Logo has a very respectable heritage. Its origins lie in Greek logoV (logos) meaning words, discourse. From logos we directly get logic, dialogue, catalogue, and a few of the -logy words such as trilogy = three discourses. The rest of the -logy words such as zoology [zo-o-logy from zwon zoon = animal, therefore discourse about animals] come more indirectly from logos through medieval Latin -logia and French -logie (discourse). That should make the scientists, humanists and librarians relaxed about logo.
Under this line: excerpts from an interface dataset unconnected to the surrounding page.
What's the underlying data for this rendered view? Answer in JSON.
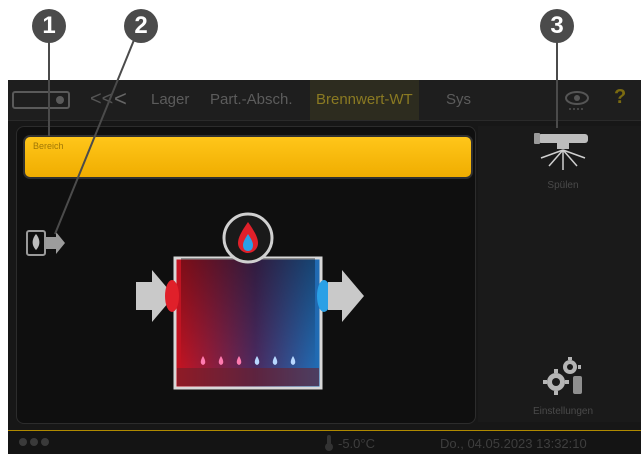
{
  "callouts": [
    "1",
    "2",
    "3"
  ],
  "nav": {
    "back": "<<",
    "arrow": "<",
    "tabs": [
      "Lager",
      "Part.-Absch.",
      "Brennwert-WT",
      "Sys"
    ],
    "active_tab": "Brennwert-WT",
    "help": "?"
  },
  "panel": {
    "title": "Bereich"
  },
  "right": {
    "rinse_label": "Spülen",
    "settings_label": "Einstellungen"
  },
  "status": {
    "temperature": "-5.0°C",
    "datetime": "Do., 04.05.2023 13:32:10"
  },
  "colors": {
    "accent": "#ffc61a",
    "hot": "#e0202a",
    "cold": "#2aa0e6"
  }
}
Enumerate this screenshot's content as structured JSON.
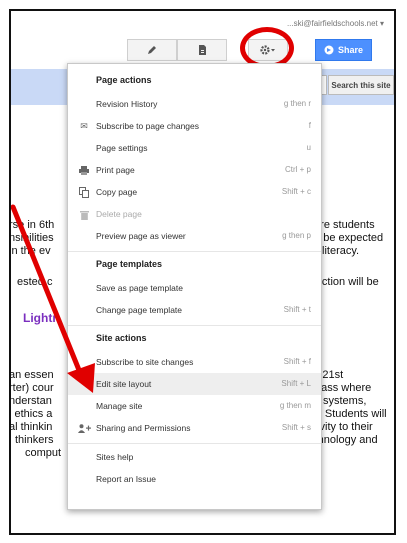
{
  "header": {
    "account_email": "...ski@fairfieldschools.net ▾",
    "share_label": "Share",
    "search_button_label": "Search this site"
  },
  "background_text": {
    "left_lines": [
      "rse in 6th",
      "nsibilities",
      "in the ev",
      "ested c",
      "an essen",
      "rter) cour",
      "nderstan",
      "l ethics a",
      "al thinkin",
      "thinkers",
      "comput"
    ],
    "right_lines": [
      "where students",
      "also be expected",
      "uter literacy.",
      "instruction will be",
      "the 21st",
      "d class where",
      "systems,",
      "ty. Students will",
      "tivity to their",
      "technology and"
    ],
    "purple_heading": "Lightn"
  },
  "menu": {
    "sections": [
      {
        "header": "Page actions",
        "items": [
          {
            "label": "Revision History",
            "shortcut": "g then r",
            "icon": ""
          },
          {
            "label": "Subscribe to page changes",
            "shortcut": "f",
            "icon": "envelope-icon"
          },
          {
            "label": "Page settings",
            "shortcut": "u",
            "icon": ""
          },
          {
            "label": "Print page",
            "shortcut": "Ctrl + p",
            "icon": "printer-icon"
          },
          {
            "label": "Copy page",
            "shortcut": "Shift + c",
            "icon": "copy-icon"
          },
          {
            "label": "Delete page",
            "shortcut": "",
            "icon": "trash-icon",
            "disabled": true
          },
          {
            "label": "Preview page as viewer",
            "shortcut": "g then p",
            "icon": ""
          }
        ]
      },
      {
        "header": "Page templates",
        "items": [
          {
            "label": "Save as page template",
            "shortcut": "",
            "icon": ""
          },
          {
            "label": "Change page template",
            "shortcut": "Shift + t",
            "icon": ""
          }
        ]
      },
      {
        "header": "Site actions",
        "items": [
          {
            "label": "Subscribe to site changes",
            "shortcut": "Shift + f",
            "icon": ""
          },
          {
            "label": "Edit site layout",
            "shortcut": "Shift + L",
            "icon": "",
            "highlighted": true
          },
          {
            "label": "Manage site",
            "shortcut": "g then m",
            "icon": ""
          },
          {
            "label": "Sharing and Permissions",
            "shortcut": "Shift + s",
            "icon": "add-person-icon"
          }
        ]
      },
      {
        "header": "",
        "items": [
          {
            "label": "Sites help",
            "shortcut": "",
            "icon": ""
          },
          {
            "label": "Report an Issue",
            "shortcut": "",
            "icon": ""
          }
        ]
      }
    ]
  },
  "colors": {
    "accent_blue": "#4d90fe",
    "band_blue": "#c9d9f6",
    "annotation_red": "#e00000",
    "purple_heading": "#7b2fbf"
  }
}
St John's Gospel opens with 'In the Beginning was the Word (logoV), and the Word was with God, and the Word was God.' So in Christian theology Logos came to mean the second person of the Trinity. Even before that Heraclitus used it to mean the pervasive rationale of the universe. Now we've got the professors and the upper echelons of the Administration happy too.
Not only that but logograms  are symbols standing for words. A logogriph is word puzzle related to an anagram. A writer of shorthand is a logographer , and so are accountants and speech-writers. That should bring the general staff into ownership of the word.
It is from this second group of words, specifically logotype = a printing block for a whole word or badge [Oxford English Reference Dictionary 1996], that logo came into use as an abbreviation.
However, if anyone really feels offended by the University having a logo, there is always the possibility of technical accuracy by describing the logo as a service mark (the equivalent of a trademark if an entity provides services instead of goods for trade) or a brand mark. But either is much more managerial and legalistic.